Hip hop and the academy seemed like unnatural bedfellows at first. After all, hip hop was largely founded in resistance to authority and convention. But a combination of student demand for courses on hip hop coupled with the proliferation of people who had grown up with hip hop entering the professoriate, the field of hip hop studies began to coalesce. Among the pioneering works were Tricia Rose's Black Noise (1994) and Michael Eric Dyson's Between God and Gangsta Rap (1997).

By the 2000s, a robust body of scholarship was now available, considering the historic, economic, sociological, literary, theological, and philosophical implications of rap music and hip hop culture. From oral histories to anthologies, from university archives to searchable databases, a knowledge base and a network now existed for those interested in pursuing rap's so-called "fifth element," what Afrika Bambaataa termed "doin the knowledge"—an element of the culture that he set alongside MC-ing, DJ-ing, b-boying, and graf-writing. Hip hop has now secured its place in the culture, even as it continues to shift shape.

Hip Hop Internationalism

From its birth, hip hop had its sight set on the world at large. DJ Kool Herc, whom many consider the godfather of rap, had emigrated to the South Bronx from Jamaica when he was an adolescent, bringing with him the rhythms and styles of his native culture. Afrika Bambaataa had travelled to Europe as a young man through a program offered by his high school. As the musical tastemaker of the early hip hop years, he made sure that hip hop listened globally even as it created locally.

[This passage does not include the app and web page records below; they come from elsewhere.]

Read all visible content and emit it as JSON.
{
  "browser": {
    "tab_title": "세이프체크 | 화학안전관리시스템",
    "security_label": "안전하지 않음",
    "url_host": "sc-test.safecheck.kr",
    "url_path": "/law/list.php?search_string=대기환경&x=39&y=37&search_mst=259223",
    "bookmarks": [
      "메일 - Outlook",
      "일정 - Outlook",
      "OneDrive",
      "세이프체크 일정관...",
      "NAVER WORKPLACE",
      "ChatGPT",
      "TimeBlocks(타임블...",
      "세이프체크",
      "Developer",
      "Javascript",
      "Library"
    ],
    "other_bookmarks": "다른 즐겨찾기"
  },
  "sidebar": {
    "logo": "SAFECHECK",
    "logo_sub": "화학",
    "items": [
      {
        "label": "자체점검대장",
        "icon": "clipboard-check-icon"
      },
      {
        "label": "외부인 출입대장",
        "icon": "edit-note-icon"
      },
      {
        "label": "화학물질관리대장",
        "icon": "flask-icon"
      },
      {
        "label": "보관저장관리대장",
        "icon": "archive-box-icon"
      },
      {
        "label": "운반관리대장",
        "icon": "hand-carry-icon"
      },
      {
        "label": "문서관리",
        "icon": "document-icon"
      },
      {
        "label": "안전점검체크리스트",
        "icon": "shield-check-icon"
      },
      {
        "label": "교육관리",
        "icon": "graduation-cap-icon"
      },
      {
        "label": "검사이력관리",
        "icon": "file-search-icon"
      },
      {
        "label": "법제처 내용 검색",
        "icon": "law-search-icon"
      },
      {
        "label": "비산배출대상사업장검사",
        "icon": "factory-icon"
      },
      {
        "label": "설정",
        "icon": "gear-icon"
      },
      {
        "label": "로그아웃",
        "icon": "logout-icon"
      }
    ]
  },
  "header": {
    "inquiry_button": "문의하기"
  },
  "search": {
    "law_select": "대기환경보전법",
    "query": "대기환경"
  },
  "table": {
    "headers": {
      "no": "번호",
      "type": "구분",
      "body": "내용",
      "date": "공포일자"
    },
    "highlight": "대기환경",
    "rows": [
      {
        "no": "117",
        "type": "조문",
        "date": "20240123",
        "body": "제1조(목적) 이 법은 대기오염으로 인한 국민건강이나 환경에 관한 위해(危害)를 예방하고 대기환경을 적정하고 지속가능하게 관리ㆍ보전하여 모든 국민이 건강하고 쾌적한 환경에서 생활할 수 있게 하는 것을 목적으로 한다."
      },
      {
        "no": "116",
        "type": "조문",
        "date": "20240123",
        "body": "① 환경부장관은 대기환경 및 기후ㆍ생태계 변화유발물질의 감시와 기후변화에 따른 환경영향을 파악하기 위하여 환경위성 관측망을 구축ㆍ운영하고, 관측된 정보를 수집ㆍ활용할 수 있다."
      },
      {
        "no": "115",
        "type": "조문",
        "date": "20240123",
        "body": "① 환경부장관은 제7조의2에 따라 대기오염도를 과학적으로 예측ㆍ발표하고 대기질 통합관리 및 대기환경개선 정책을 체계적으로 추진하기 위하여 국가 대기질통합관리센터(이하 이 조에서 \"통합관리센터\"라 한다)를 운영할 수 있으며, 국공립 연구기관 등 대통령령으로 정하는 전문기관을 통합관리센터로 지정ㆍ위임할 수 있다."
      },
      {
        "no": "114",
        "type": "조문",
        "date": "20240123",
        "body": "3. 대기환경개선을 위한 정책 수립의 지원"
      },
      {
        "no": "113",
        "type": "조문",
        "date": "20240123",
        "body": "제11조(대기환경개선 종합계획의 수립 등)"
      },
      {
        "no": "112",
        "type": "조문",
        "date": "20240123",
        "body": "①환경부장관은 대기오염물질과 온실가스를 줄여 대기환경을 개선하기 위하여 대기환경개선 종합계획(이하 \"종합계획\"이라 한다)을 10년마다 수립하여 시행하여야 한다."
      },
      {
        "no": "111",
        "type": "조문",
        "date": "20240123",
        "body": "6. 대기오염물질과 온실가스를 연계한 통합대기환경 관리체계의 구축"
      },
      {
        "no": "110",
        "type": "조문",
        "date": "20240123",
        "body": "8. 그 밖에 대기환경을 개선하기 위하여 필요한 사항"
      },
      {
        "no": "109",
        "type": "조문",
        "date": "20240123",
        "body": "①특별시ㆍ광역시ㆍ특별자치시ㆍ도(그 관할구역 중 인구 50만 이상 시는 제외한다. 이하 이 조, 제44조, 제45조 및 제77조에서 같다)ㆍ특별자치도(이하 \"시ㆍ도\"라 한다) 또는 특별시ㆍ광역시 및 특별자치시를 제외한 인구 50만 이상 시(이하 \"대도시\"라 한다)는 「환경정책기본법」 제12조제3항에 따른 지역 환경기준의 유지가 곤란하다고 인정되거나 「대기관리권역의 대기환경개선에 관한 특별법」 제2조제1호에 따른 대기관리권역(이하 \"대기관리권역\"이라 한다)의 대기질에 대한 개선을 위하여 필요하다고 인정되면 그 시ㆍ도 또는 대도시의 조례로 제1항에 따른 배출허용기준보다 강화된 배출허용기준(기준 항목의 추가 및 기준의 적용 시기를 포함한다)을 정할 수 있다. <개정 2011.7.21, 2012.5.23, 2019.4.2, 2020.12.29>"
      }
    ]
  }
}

Today, hip hop is a global phenomenon. Part of this has to do with the particular fusion of culture and commerce. Part of it has to do with vernacular process by which cultural forms take root in new soil and sprout forms that are at once familiar and unfamiliar. Hip hop has emerged as a global lingua franca of youth culture. It captures at once the rebellious spirit common to all cultures, but also offers a creative space for individual expression. It should come as no surprise, then, that rap emerged as the soundtrack to the uprisings in Tunisia, Egypt, Libya, and Yemen collectively known as the Arab Spring.

Hip hop may now be post pop. It may never achieve the level of commercial success and mainstream cultural saturation that it enjoyed in the first years of the new millennium. But that may, in fact, may be a good thing for those of us who look to hip hop as a source of innovation and inspiration. In the space where its mass popularity used to be, artists and fans are fashioning a new cultural utopia, inclusive and experimental. Hip hop today now exists with and against its popular appeal. Like all great and lasting art forms, it is dilating to account for the needs and desires of the present. Hip hop is dead. Long live hip hop.

Suggestions for Further Reading

Ahearn, Charlie and Fricke, Jim. Yes Yes Y'all: The Experience Music Project Oral History Of Hip-hop's First Decade. (New York: Da Capo Press), 2002.

Bradley, Adam. Book of Rhymes: The Poetics of Hip Hop. (New York: Basic Civitas), 2009. Chang, Jeff. Can't Stop Won't Stop: A History of the Hip Hop Generation. (New York: Picador), 2005.

Dyson, Michael Eric. Between God and Gangsta Rap: Bearing Witness to Black Culture. (London: Oxford University Press), 1997.

Fernandes, Sujatha. Close to the Edge: In Search of the Global Hip Hop Generation. (Brooklyn, NY: Verso Books), 2011.

Rose, Tricia. Black Noise: Rap Music and Black Culture in Contemporary America. (Middletown, CT: Wesleyan University Press), 1994.